• Your task: Hunt through the entries for the word "name" and copy each line in which it appears.

Available data START

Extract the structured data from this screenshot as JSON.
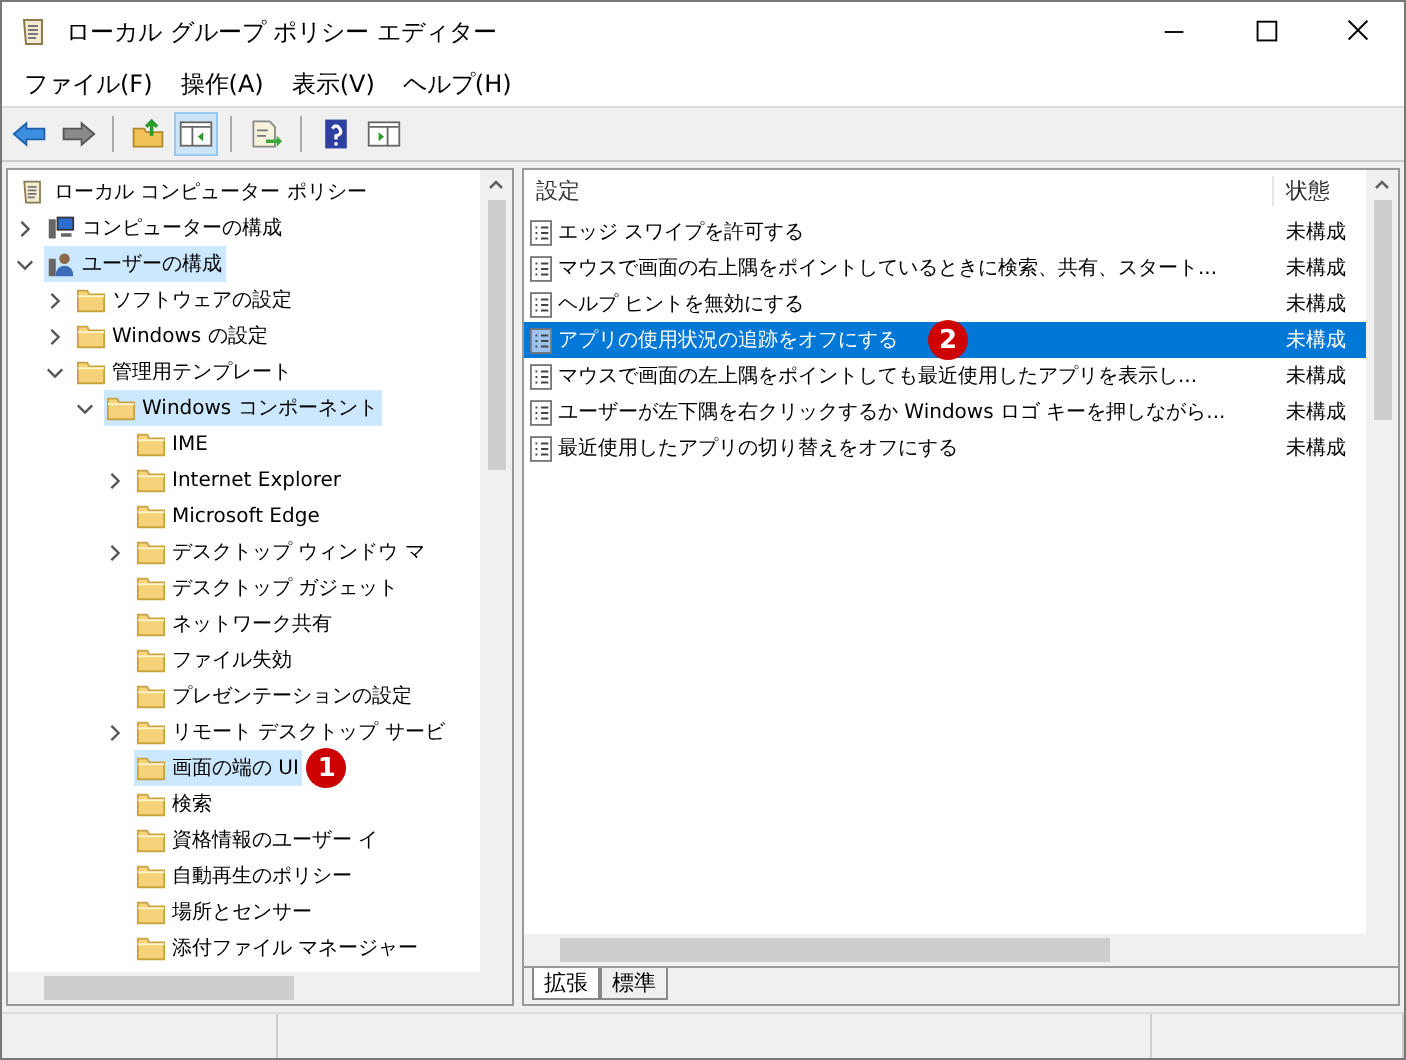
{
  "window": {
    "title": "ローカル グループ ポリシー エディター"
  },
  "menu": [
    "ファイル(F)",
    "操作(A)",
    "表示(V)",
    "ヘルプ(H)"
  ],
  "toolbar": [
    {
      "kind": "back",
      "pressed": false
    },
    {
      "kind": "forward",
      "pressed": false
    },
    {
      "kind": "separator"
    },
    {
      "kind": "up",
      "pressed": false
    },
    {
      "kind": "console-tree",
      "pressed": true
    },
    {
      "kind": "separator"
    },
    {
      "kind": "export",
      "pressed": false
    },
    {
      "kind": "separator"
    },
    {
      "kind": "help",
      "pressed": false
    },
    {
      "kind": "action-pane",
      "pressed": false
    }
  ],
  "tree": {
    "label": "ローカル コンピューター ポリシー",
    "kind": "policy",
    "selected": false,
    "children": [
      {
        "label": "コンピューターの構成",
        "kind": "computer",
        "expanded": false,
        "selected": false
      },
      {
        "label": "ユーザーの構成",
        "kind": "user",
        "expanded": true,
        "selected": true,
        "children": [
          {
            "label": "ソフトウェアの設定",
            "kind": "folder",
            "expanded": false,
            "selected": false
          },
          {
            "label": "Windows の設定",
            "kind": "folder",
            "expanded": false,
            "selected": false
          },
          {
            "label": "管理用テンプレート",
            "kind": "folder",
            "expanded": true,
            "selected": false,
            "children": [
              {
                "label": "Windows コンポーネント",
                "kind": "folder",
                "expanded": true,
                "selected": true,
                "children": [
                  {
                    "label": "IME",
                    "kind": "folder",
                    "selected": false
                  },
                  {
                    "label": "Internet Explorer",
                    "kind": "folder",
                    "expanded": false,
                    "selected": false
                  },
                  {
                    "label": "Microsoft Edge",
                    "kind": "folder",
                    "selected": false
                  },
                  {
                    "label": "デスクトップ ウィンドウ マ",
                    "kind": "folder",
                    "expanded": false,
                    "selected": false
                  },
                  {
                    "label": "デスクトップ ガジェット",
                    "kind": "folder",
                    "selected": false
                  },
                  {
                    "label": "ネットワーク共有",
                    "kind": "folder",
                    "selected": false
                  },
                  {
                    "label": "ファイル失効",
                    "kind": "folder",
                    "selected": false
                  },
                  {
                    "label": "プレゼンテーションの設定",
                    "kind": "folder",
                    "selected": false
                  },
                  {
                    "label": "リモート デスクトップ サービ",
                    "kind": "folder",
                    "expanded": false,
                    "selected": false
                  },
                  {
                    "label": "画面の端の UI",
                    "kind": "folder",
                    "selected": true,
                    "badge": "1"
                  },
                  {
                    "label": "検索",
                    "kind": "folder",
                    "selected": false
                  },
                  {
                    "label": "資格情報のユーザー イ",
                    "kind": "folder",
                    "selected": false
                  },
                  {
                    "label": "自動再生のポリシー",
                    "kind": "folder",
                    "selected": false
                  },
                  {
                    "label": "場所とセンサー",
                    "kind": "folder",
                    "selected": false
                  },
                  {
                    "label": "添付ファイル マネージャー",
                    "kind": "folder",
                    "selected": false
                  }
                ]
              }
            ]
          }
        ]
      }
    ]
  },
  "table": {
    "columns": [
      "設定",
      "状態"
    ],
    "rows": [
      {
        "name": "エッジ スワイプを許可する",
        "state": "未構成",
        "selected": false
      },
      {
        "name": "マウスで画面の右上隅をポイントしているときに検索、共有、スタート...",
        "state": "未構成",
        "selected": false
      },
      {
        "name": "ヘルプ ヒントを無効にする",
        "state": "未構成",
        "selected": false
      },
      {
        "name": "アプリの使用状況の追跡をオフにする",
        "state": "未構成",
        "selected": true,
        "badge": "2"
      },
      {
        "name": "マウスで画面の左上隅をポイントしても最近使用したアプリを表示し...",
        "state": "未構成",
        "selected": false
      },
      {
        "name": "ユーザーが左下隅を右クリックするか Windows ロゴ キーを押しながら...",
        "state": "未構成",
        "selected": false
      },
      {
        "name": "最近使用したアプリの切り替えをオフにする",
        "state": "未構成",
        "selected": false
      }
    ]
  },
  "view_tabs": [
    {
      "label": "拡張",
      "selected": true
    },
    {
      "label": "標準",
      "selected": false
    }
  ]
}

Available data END
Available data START

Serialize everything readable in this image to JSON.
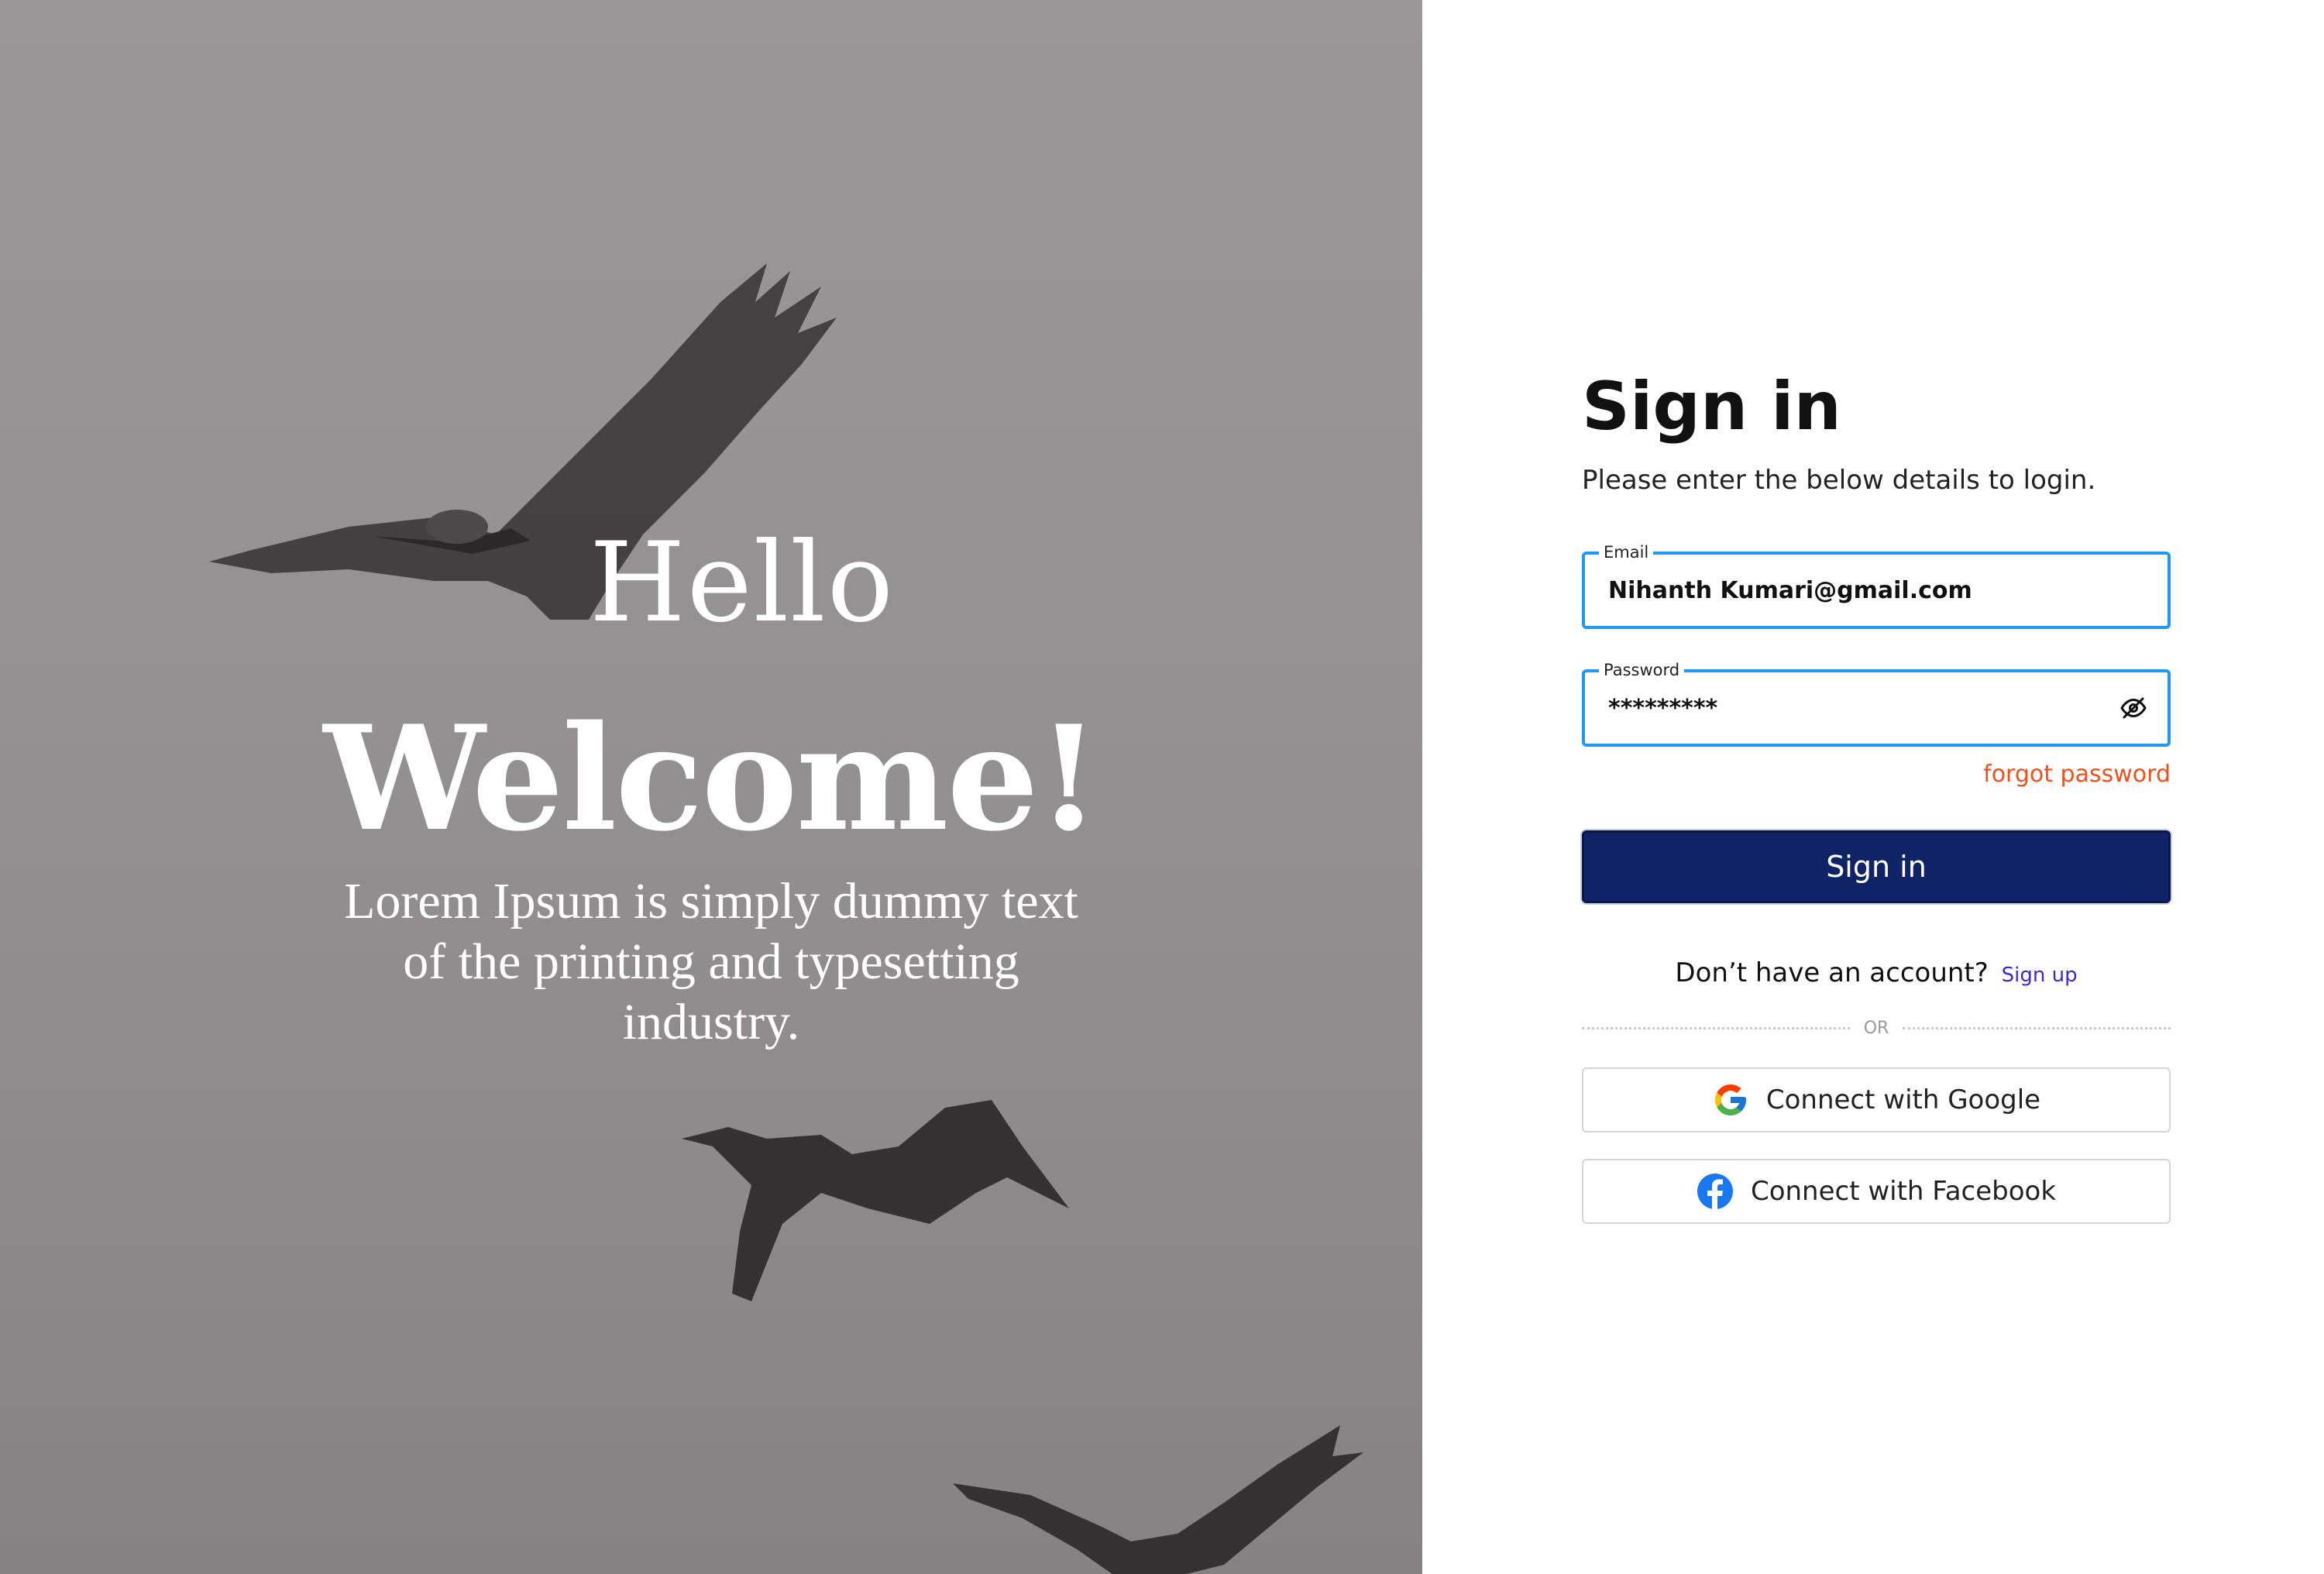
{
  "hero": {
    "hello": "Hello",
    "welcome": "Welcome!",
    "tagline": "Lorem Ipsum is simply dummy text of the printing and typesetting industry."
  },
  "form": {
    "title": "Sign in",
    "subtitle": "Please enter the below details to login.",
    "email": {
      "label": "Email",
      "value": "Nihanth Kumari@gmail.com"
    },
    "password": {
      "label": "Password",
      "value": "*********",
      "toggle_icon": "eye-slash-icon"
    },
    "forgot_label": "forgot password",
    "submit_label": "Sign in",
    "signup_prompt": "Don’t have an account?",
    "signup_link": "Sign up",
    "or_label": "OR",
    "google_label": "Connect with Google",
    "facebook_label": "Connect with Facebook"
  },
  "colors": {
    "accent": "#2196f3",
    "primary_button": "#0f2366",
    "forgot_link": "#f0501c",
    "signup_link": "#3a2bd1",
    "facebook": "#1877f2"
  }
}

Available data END

• Task output:
        "name": "エッジ スワイプを許可する",
        "name": "マウスで画面の右上隅をポイントしているときに検索、共有、スタート...",
        "name": "ヘルプ ヒントを無効にする",
        "name": "アプリの使用状況の追跡をオフにする",
        "name": "マウスで画面の左上隅をポイントしても最近使用したアプリを表示し...",
        "name": "ユーザーが左下隅を右クリックするか Windows ロゴ キーを押しながら...",
        "name": "最近使用したアプリの切り替えをオフにする",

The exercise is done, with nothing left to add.